It was a memorial service unlike any I’d been to before. The church filled quickly, and the tears you’d expect to see were plentiful. But there was something else – in every story, every remembrance, there were these big bursts of laughter. It was as if the focus of our grief was in the director’s chair. Because boy, did he know how to make a crowd laugh.
Sanborn. Born. Shakey. Ron Sanborn was called all of these by various groups of his admirers, friends, and family. To some he was a fellow actor, to others a lifelong buddy. And while many hadn’t met before this day, it was as though Ron himself had made the introductions. There were guys who could imitate his laugh – a goofy giggle that came out of a booming body – with such perfection that I almost did a double-take. There were hugs upon hugs between people who hadn’t seen each other in too many years. The love and laughter mixed in with the sorrow to make for a unforgettable day.
My initial encounter with Ron was unlike any other of my life. An avid follower of the Actor’s Shakespeare Company, with whom Ron did lots of his work, I wanted to be more than an audience member. I wanted to get to know the actors. Because he was so friendly, I’d always introduce myself to Ron and say hi. But he couldn’t remember my name.
After a couple of times, I came up with a solution, telling him I’d give him $20 the next time if he remembered who I was. At the end of the next performance he spotted me.
“Paula!” he boomed. I grinned and handed him the money, over his (slight) protest. He never forgot again, and I made a connection that will never leave me.
Ron was one of “those” guys who enter a room and take it over. He would joke, he’d sing, do voices… a quintessential entertainer who loved seeing people happy. Everything he did was big; his life seemed to be a reflection of his huge heart. He talked big, he drank big – his neighborhood bar was a big part of celebrating his life.
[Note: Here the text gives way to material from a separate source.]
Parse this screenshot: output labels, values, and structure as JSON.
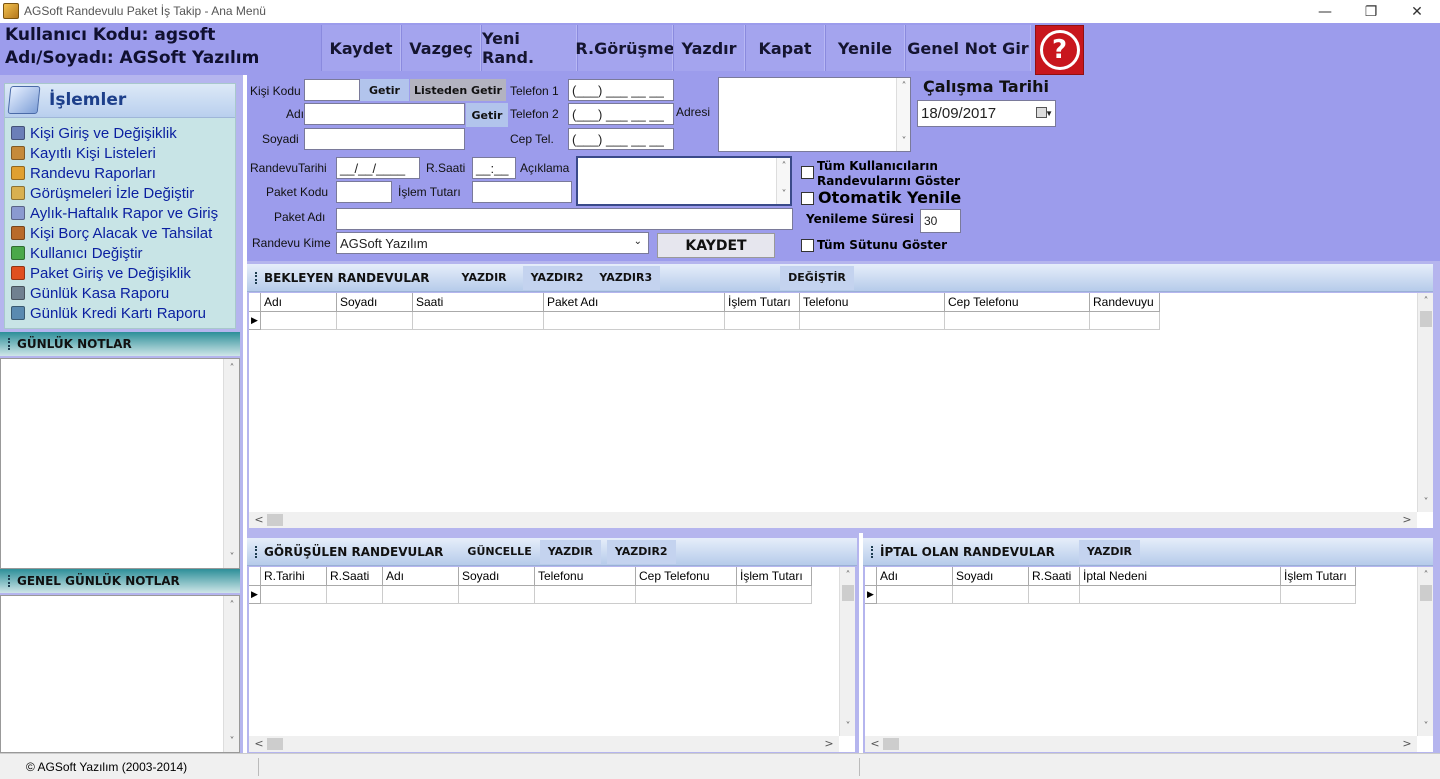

The combination of booze and friendly faces was made for Ron Sanborn.
I hung out with him in a bar once. It was during my “Hemingway phase,” when I’d determined that with a trip to Key West and consumption of whiskey, I could channel his creative spirit. Three of us sat in a local pub, and while I can’t honestly say I remember much after glass number 3 (or maybe it was 4) – I know that Ron sang karaoke and I can pretty much guarantee it was great. The next day was not so fun, but the memories made were worth the pain. Ron was worth it.
When he died, so, so far too soon, the stories poured forth. Friends with little kids posting videos of Sanborn reading Green Eggs & Ham, cracking himself up. Tales of his flirting between scenes during shows in the park. And flirting nearly everywhere else, too. He was irredeemable, in the very best sense of the word.
His irreverent personality was complemented by a reverence for his duty to his fellow man. As a treasured member of his church he cooked meals for the homeless and built houses – he was one of those people who Mr. Rogers told us to keep an eye out for:
“When I was a boy and I would see scary things in the news, my mother would say to me, “Look for the helpers. You will always find people who are helping.”
Ron was a helper of the highest order.
It’s almost impossible to place a value on someone who makes you feel the kind of joy he did. It’s as though Ron was put on Earth to do just that. The laughter that followed him around wasn’t polite. It was huge, from the belly, the kind that leaves your sides aching.
The older I get, the more clear it is that having fun should always be at the top of my to-do list. The time spent worrying has done me little good and I am looking more closely at the joyous people around me for guidance. Not because they are perfect, but because their overriding instinct is to smile, and to make someone else do the same. The outpouring of love for Ron, both when he fell ill and when he passed away, was proof of how much value a laugh can leave behind.
So, my three takeaways for my own life, courtesy of the wisdom of Sanborn:
- Laugh loudly, and laugh often. Fear not that others will think me mad, and invite them to join me in the merriment instead.
- Follow my passions – Ron held a corporate day job, but infused his life with creative pursuits that fulfilled his soul. I must muster the courage to do the same.
- Love freely and with gusto. Give big hugs, let people know how happy they make me. Read to little children, travel with friends. Make every day count.
And flirt, as often as possible.
To end, I give you a quote from Herman Melville, which sounds just like something Ron would say: